What are the Disadvantages of Creatine?
Creatine is one of the most heavily researched supplements in the sporting industry. There appears to be a plethora of studies to indicate that there are very few disadvantages to taking creatine, particularly for normal and healthy individuals. However, one of the consistently reported disadvantages is weight gain, which can often be a significant enough deterrent for some people to steer clear, despite the evidence of positive effects. It’s important to realise that any weight-gain associated with creatine supplementation is evidently not fat but likely water-retention, so little attention should be paid towards this “disadvantage”.
Another disadvantage that is often discussed is the impact that creatine has on gastrointestinal discomfort. Some people have reported experiencing painful stomach symptoms after taking creatine. There are arguments to suggest that perhaps there isn’t an established causative link between creatine supplementation and stomach problems and there may be other more valid explanations. Moreover, this disadvantage can be tempered by reducing the amount of creatine you have in one sitting, and taking it in small amounts over the course of the day as opposed to all at once. This may help to alleviate uncomfortable symptoms, however it can be difficult to remember to take it at several intervals during the day.
Due to the mechanisms pertaining to creatine-use and energy within the body, there is some evidence to suggest that creatine may have a negative impact on kidney function in individual’s with pre-existing kidney problems. This is because when creatine is converted into energy, this process leaves a chemical compound known as creatinine in the body. This is filtered through the blood via the kidneys, and then excreted through your urine as a waste-product. The theory is that excessive creatine in-take creates significantly more creatinine for your kidneys to filter, putting too much strain on the kidneys. However, there is no evidence to suggest that there is any impact on people with healthy kidneys, and it is recommend that people with kidney-related disorders speak with their medical practitioner before utilising creatine supplementation.

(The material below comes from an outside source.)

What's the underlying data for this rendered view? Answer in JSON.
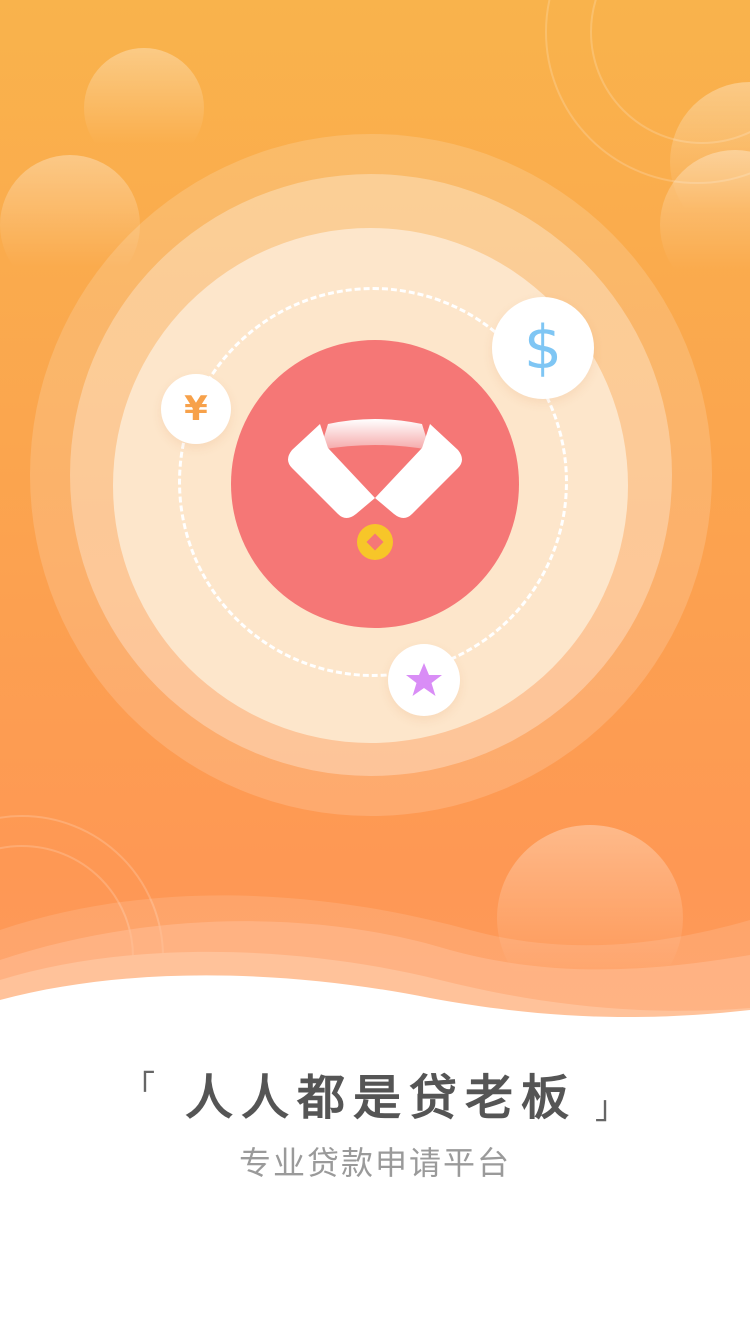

Conclusion: Should You Take Creatine?
As someone who isn’t a medical professional and who is merely a part-time health blogger at best, I am not going to recommend you take any supplement. I can, however, synthesise the scientific data available on creatine in a (hopefully) simple manner that might assist the reader to make an informed choice. It seems that everyone is in agreement on creatine though: it is ostensibly beneficial for increasing strength and muscle mass, with potentially even greater and more varied benefits. Moreover, it seems that the only downsides relate to gastrointestinal discomfort, which might be mitigated by reducing the amount you take at one time. Given the plethora of research available for creatine, the fact that it’s relatively cheap and the proven benefits, I take a creatine supplement everyday and I can indeed lift up my Mazda 2. With my pinky.